Exact repetition of the data is the whole task.

━━━━━━

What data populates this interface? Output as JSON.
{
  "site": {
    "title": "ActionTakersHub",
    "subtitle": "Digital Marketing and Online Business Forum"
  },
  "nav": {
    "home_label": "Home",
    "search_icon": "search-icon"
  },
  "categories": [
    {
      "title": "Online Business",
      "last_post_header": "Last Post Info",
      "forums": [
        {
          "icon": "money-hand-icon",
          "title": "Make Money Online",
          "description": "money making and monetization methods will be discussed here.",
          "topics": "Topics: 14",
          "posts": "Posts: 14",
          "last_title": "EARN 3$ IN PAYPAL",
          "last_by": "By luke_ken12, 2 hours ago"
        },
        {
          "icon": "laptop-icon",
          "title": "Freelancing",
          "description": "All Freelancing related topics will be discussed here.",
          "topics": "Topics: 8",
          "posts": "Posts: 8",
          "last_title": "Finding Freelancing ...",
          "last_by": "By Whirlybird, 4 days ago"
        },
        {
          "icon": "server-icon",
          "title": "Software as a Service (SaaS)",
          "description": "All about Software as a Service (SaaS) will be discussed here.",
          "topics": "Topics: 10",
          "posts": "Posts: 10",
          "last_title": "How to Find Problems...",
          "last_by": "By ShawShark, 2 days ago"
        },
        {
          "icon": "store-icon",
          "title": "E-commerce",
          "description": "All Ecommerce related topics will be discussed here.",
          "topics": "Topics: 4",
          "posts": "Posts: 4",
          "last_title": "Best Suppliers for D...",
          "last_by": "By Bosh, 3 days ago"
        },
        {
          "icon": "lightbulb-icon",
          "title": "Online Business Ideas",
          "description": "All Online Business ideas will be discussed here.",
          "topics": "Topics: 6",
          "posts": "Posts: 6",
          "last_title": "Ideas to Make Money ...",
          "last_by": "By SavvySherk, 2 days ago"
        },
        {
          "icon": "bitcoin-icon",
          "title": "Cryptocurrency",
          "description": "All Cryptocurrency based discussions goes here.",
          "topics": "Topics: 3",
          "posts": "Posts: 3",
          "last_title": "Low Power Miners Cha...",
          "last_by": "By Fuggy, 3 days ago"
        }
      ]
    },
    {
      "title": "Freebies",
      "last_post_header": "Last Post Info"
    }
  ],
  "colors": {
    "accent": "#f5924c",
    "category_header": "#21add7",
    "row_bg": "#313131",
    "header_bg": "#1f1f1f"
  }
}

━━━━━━

• Output of the exercise
What data populates this interface? Output as JSON.
{
  "site": {
    "title": "ActionTakersHub",
    "subtitle": "Digital Marketing and Online Business Forum"
  },
  "nav": {
    "home_label": "Home",
    "search_icon": "search-icon"
  },
  "categories": [
    {
      "title": "Online Business",
      "last_post_header": "Last Post Info",
      "forums": [
        {
          "icon": "money-hand-icon",
          "title": "Make Money Online",
          "description": "money making and monetization methods will be discussed here.",
          "topics": "Topics: 14",
          "posts": "Posts: 14",
          "last_title": "EARN 3$ IN PAYPAL",
          "last_by": "By luke_ken12, 2 hours ago"
        },
        {
          "icon": "laptop-icon",
          "title": "Freelancing",
          "description": "All Freelancing related topics will be discussed here.",
          "topics": "Topics: 8",
          "posts": "Posts: 8",
          "last_title": "Finding Freelancing ...",
          "last_by": "By Whirlybird, 4 days ago"
        },
        {
          "icon": "server-icon",
          "title": "Software as a Service (SaaS)",
          "description": "All about Software as a Service (SaaS) will be discussed here.",
          "topics": "Topics: 10",
          "posts": "Posts: 10",
          "last_title": "How to Find Problems...",
          "last_by": "By ShawShark, 2 days ago"
        },
        {
          "icon": "store-icon",
          "title": "E-commerce",
          "description": "All Ecommerce related topics will be discussed here.",
          "topics": "Topics: 4",
          "posts": "Posts: 4",
          "last_title": "Best Suppliers for D...",
          "last_by": "By Bosh, 3 days ago"
        },
        {
          "icon": "lightbulb-icon",
          "title": "Online Business Ideas",
          "description": "All Online Business ideas will be discussed here.",
          "topics": "Topics: 6",
          "posts": "Posts: 6",
          "last_title": "Ideas to Make Money ...",
          "last_by": "By SavvySherk, 2 days ago"
        },
        {
          "icon": "bitcoin-icon",
          "title": "Cryptocurrency",
          "description": "All Cryptocurrency based discussions goes here.",
          "topics": "Topics: 3",
          "posts": "Posts: 3",
          "last_title": "Low Power Miners Cha...",
          "last_by": "By Fuggy, 3 days ago"
        }
      ]
    },
    {
      "title": "Freebies",
      "last_post_header": "Last Post Info"
    }
  ],
  "colors": {
    "accent": "#f5924c",
    "category_header": "#21add7",
    "row_bg": "#313131",
    "header_bg": "#1f1f1f"
  }
}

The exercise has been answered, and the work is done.